As Secretary of State John F. Kerry hobbles off to Vienna on crutches this weekend for a final round of talks with Iran over a pact to prevent Tehran from developing a nuclear weapon, the administration is coming under growing pressure to pull back from the deal.
With a June 30 deadline looming for a final agreement requiring Iran to shelve development of a nuclear weapon for more than a decade in return for the U.S. and other nations lifting economic sanctions against it, the negotiators are close to an historic agreement.
"Some major problems exist which are still blocking the work,” Iran’s deputy foreign minister reportedly said Friday, “but in other areas we have made good progress."
Yet many Democratic and Republican lawmakers insist that — even if a final agreement somehow emerges and withstands congressional scrutiny — Iranian leaders cannot be trusted to keep their end of the bargain. Sens. Robert Menendez (D-N.J.) and Mark Kirk (R-Ill.) are among politicians so eager to scuttle the talks that they recently proposed legislation that would extend by 10 years a 1996 Iran sanctions law that includes nuclear-related provisions.
President Obama and Kerry, who is recovering from a broken leg suffered in a bicycle accident, argue that a negotiated agreement with Tehran and other countries is the best way to prevent a nuclear build-up in the Middle East and military conflict between Israel and Iran. But the administration has made numerous concessions since the nuclear talks first began two years ago. And even experts highly sympathetic to Obama’s efforts warn that Obama may be too eager to reach a final accord.
Most notably, five former members of the president’s inner circle of Iran advisers wrote an open letter this week expressing concern that the final agreement may fall short of meeting Obama’s own expressed standard of a good agreement.
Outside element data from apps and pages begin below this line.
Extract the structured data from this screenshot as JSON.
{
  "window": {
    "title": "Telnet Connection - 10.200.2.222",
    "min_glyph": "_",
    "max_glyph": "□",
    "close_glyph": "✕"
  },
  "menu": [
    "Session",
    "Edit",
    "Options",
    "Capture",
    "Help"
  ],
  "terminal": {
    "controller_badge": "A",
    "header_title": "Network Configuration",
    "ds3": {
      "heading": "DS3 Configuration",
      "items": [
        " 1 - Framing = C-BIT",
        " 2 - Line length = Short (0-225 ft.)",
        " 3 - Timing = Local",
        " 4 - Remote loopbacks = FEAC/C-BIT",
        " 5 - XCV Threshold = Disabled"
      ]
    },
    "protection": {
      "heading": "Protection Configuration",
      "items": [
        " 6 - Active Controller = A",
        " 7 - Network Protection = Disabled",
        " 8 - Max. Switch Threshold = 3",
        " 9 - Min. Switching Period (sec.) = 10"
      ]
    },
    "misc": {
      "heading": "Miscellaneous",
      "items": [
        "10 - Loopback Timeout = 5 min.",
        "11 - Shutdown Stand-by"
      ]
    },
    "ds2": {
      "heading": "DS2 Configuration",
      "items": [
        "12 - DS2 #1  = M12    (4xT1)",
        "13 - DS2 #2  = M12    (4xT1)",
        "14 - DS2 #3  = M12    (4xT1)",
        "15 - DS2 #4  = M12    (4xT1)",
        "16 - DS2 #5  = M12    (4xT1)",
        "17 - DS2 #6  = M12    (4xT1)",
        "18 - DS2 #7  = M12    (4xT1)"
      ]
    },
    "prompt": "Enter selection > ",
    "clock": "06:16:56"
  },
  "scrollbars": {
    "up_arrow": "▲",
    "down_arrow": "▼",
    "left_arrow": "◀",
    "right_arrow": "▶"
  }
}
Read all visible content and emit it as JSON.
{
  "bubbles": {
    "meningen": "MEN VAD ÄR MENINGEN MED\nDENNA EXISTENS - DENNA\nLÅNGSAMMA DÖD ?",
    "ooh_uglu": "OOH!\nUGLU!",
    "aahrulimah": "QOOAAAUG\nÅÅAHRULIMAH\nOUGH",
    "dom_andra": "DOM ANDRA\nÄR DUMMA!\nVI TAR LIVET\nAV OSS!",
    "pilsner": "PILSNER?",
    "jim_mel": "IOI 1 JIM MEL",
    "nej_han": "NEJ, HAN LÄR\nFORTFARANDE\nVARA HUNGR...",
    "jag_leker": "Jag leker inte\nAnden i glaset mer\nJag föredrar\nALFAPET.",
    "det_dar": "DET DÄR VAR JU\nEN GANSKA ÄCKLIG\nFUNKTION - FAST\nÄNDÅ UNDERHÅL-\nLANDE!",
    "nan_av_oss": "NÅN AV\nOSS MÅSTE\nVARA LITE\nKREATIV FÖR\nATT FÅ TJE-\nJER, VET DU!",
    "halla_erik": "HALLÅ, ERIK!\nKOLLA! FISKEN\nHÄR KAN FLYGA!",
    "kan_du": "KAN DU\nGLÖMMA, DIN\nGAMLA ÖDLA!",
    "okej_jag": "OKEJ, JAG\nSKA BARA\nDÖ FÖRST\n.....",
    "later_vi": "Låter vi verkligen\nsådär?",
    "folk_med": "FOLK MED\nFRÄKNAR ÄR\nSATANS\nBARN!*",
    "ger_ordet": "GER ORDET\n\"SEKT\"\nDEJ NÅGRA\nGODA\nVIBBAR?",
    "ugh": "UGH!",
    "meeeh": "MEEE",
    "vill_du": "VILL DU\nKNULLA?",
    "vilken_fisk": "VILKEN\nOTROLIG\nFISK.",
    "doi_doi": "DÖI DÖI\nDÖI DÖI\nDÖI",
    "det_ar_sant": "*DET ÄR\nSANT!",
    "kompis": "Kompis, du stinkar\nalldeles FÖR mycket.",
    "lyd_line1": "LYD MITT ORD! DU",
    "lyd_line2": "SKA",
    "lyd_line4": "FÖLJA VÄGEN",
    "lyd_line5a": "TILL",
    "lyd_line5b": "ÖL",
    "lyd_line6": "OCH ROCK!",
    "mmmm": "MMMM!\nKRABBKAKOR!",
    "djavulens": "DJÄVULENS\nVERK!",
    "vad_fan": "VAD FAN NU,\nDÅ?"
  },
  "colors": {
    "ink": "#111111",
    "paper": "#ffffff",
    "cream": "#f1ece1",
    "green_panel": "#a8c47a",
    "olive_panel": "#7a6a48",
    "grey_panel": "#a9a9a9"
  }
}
And they spelled out what they view as minimum requirements that Iran must agree to in the coming days in order for them to support it.
“Most of us would have preferred a stronger agreement,” the letter said. “The agreement will not prevent Iran from having a nuclear weapons capability.... It will not require the dismantling of Iran’s nuclear enrichment infrastructure. It will however reduce that infrastructure for the next 10 to 15 years. And it will impose a transparency, inspection, and consequences regime with the goal of deterring and dissuading Iran from actually building a nuclear weapon.”
Among the authors of the letter: Dennis B. Ross, who supervised White House Iran policy during Obama’s first term; David H. Petraeus, the former C.I.A. director; Robert Einhorn, a former State Department expert on nuclear proliferation who helped devise sanctions against Iran; Gary Samore, Obama’s former chief adviser on nuclear policy; and Gen. James E. Cartwright, a former vice chairman of the Joint Chiefs of Staff.
The biggest cause for alarm, for sure, was the inflammatory speech this week by Iran’s Supreme Leader, Ayatollah Ali Khamenei, drawing a number of red lines for the final round of negotiations that seriously undercut key elements of the tentative agreement reached in Switzerland April 2. In a televised speech, Khamenei insisted that the sanctions against his country be lifted before Iran starts to dismantle its nuclear infrastructure or allows inspections of nuclear and military sites. The Supreme Leader also backpedaled on a preliminary commitment to freeze Iran’s nuclear enrichment program for 10 years.
In short, he was verbally gutting the heart of the tentative agreement that his foreign minister, Mohammad Javad Zarif, had painstakingly hammered out with Kerry and other international leaders. Moreover, Khamenei will have more to say about whether to accept or reject a final agreement than any other leader in Iran. So whether or not he is bluffing, the Obama administration must be mindful that Iran can’t be counted on to live up to the terms of any deal that finally emerges — even if they can get the deal in writing.
There’s a growing consensus in Washington among politicians, think tank experts and pundits that no deal may be a lot better in the long run than a badly compromised agreement with a country whose leadership is divided and renowned for its ruthlessness and unpredictability.
And just as a reminder of who the U.S. is bargaining with, the State Department yesterday issued its latest assessment of Iran’s sorry record on human rights, noting that the government has “stifled dissent; arrested students, journalists and lawyers; and engaged in unlawful killings.”
One of those journalists is the Washington Post’s 39-year-old Tehran bureau chief, Jason Rezaian, who has been held in unspeakable prison conditions for the better part of a year on trumped up espionage charges.
“I can’t say that we have seen any meaningful improvement in the human rights situation in Iran,” Tom Malinowski, the assistant secretary of state for human rights, told reporters yesterday.
Top Reads From The Fiscal Times: